High prices are encouraging sheep producers to protect valuable lambs from preventable disease threats this spring.

Lamb prices trending well ahead of last year and 78p/kg above the five-year average. It makes good sense to protect lambs from a variety of infections, says MSD Animal Health livestock veterinary adviser Kat Baxter-Smith.

Lambs are born with no antibodies to protect them from disease. This means they rely on the passive transfer of immunity from the ewe in her colostrum – but this must take place within the first few hours of life.

Even then, lambs can be susceptible to diseases during the coming weeks. “This passive immunity then starts to wear off after three weeks, leaving many lambs vulnerable to a variety of infections,” says Dr Baxter-Smith.

Losses from clostridial diseases – such as pulpy kidney – or from pastereurellosis are a frequent cause for concern among young lambs during spring and early summer.

Often, neither dams nor their offspring have been vaccinated.

Although it is impossible to control many of the trigger factors – including sudden changes in the weather, Dr Baxter-Smith says vaccination of young lambs from three weeks of age is strongly advised.

Coccidiosis is another key disease in lambs that is often triggered by stressful events, says Dr Baxter-Smith.

This is because any maternally derived immunity – gained from ewe colostrum – starts to wane after four to six weeks of age.

“After this, young lambs become particularly susceptible to the Eimeria parasite oocysts, which, once consumed from the environment, hatch and then invade the intestinal wall. This can then cause diarrhoea, weight loss and slow growth rates.”

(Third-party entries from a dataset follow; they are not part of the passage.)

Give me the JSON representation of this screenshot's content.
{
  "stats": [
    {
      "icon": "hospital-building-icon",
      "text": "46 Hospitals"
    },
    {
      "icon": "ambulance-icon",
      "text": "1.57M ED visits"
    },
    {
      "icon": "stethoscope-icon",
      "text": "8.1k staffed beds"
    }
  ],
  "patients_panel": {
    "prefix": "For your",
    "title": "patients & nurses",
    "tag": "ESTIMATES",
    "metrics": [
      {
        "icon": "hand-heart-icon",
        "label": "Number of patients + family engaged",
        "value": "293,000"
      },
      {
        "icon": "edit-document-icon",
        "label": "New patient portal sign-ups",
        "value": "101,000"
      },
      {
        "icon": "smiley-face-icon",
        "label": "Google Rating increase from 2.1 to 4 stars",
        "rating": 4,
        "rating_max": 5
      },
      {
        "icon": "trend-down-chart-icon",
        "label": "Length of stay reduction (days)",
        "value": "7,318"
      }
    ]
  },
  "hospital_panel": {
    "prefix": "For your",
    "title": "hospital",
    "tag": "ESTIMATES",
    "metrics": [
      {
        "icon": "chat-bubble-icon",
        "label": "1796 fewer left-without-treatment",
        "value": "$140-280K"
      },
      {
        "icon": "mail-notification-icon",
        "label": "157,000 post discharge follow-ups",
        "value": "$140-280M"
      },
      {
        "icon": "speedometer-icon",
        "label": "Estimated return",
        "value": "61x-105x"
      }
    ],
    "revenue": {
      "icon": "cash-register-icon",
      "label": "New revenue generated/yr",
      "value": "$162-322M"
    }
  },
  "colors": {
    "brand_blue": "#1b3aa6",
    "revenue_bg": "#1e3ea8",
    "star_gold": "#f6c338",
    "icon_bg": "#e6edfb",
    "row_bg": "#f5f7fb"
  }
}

If coccidiosis is diagnosed, farmers should ask their animal health product supplier about encouraging immunity with the strategic use of an easy-to-administer, single oral drench alongside sound hygiene practices.